TASK BRIEF: Extract all lines in the data that contain the word "Laura".
——————————
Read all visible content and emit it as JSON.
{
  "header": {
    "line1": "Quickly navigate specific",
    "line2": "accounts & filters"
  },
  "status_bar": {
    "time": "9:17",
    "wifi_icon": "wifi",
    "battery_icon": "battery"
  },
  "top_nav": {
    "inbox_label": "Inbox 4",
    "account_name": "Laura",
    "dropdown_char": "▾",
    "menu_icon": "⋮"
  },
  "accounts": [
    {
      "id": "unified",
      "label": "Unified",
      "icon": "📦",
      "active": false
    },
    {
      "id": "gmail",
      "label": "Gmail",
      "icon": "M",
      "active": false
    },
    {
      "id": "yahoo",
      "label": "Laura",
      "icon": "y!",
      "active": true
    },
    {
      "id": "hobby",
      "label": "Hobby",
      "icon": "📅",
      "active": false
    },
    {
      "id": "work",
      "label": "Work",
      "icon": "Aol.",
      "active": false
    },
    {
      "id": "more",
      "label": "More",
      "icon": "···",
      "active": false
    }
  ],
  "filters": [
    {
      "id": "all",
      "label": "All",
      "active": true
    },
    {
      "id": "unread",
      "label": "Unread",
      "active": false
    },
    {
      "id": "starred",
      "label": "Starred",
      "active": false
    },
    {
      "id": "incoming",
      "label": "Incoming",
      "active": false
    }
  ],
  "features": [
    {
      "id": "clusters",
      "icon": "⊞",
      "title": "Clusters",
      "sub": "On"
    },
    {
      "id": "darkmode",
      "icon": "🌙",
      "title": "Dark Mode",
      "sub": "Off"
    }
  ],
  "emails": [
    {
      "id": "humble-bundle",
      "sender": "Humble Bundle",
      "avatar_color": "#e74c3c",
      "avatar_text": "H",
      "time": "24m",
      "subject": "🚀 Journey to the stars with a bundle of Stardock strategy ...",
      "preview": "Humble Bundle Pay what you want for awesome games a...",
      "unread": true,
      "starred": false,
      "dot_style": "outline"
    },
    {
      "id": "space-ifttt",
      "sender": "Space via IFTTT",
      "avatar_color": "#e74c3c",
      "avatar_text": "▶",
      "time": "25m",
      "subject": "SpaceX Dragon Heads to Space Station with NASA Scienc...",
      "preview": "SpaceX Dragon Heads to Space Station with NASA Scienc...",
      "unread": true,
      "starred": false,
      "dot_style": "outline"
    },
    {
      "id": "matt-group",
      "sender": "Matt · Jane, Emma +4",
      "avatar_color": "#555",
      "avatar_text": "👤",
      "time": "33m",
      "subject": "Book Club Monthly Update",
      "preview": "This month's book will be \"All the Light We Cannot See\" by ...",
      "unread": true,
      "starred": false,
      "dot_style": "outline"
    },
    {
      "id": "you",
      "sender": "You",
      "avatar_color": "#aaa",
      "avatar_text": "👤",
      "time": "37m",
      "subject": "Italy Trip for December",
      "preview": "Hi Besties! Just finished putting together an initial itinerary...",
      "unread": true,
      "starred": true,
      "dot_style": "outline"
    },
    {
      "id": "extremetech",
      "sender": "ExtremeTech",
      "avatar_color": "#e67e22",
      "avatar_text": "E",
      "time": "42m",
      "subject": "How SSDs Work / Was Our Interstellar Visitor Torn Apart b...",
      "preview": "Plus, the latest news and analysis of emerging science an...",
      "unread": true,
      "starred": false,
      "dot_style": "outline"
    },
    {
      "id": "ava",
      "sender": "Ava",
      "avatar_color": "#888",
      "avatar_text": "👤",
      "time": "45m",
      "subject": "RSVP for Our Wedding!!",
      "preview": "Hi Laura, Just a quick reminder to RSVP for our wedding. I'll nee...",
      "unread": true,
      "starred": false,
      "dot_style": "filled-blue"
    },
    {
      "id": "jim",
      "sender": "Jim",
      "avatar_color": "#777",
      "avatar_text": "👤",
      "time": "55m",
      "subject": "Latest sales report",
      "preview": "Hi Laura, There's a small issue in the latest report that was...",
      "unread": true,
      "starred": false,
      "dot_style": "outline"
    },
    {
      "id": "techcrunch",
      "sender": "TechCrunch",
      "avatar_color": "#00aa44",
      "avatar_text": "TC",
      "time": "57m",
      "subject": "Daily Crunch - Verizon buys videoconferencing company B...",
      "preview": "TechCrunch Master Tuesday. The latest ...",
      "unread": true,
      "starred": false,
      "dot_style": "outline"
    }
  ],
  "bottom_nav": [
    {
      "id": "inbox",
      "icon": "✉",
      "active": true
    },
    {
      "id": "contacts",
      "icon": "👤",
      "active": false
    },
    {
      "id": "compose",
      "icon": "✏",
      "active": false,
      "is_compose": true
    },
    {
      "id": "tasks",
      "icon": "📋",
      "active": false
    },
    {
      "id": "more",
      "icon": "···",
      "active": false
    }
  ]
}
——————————
ANSWER SECTION:
    "account_name": "Laura",
      "label": "Laura",
      "preview": "Hi Laura, Just a quick reminder to RSVP for our wedding. I'll nee...",
      "preview": "Hi Laura, There's a small issue in the latest report that was...",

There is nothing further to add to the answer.